------ The input

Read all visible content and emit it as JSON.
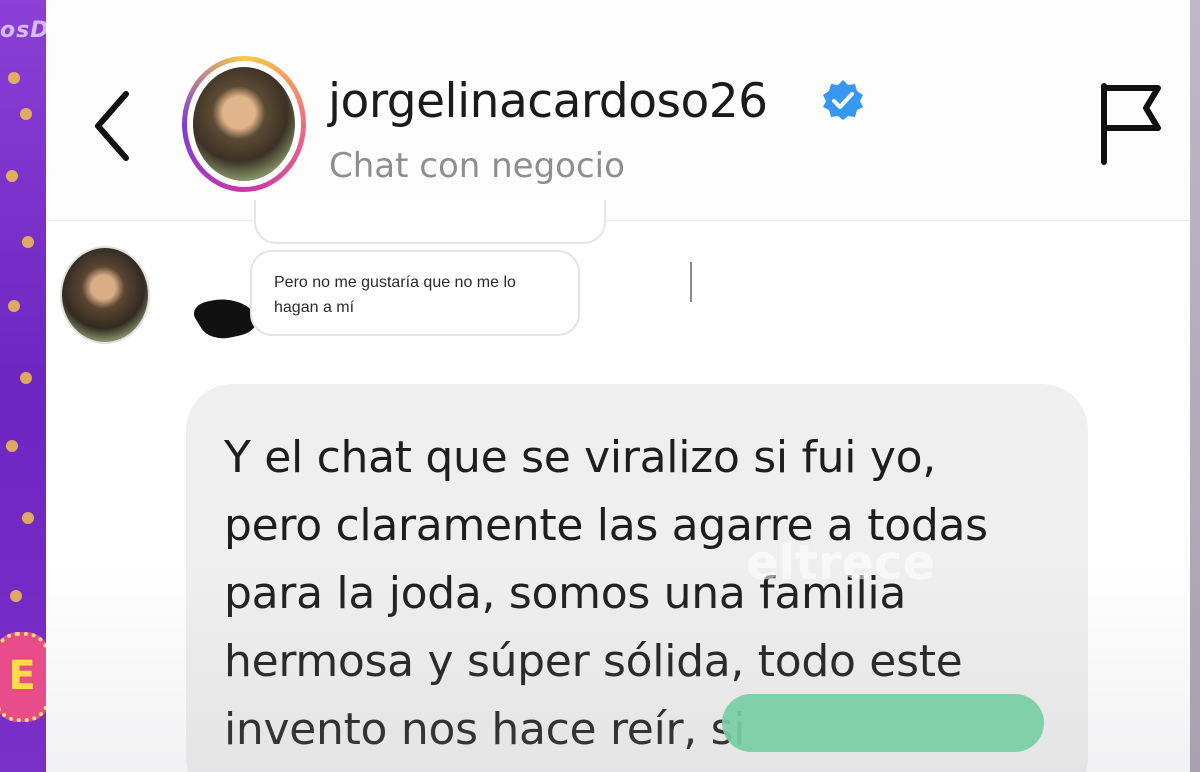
{
  "overlay": {
    "top_watermark": "osDelEspectáculo",
    "channel_logo": "E",
    "network_watermark": "eltrece"
  },
  "header": {
    "username": "jorgelinacardoso26",
    "subtitle": "Chat con negocio",
    "back_icon": "chevron-left-icon",
    "verified_icon": "verified-badge-icon",
    "flag_icon": "flag-icon",
    "verified_color": "#3897f0"
  },
  "chat": {
    "quoted_message": {
      "line1": "Pero no me gustaría que no me lo",
      "line2": "hagan a mí"
    },
    "message": {
      "lines": [
        "Y el chat que se viralizo si fui yo,",
        "pero claramente las agarre a todas",
        "para la joda, somos una familia",
        "hermosa y súper sólida, todo este",
        "invento nos hace reír, si"
      ],
      "bubble_color": "#efefef",
      "redaction_color": "#6fd3a0"
    }
  }
}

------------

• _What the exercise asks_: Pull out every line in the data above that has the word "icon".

• _Expected answer_:
    "back_icon": "chevron-left-icon",
    "verified_icon": "verified-badge-icon",
    "flag_icon": "flag-icon",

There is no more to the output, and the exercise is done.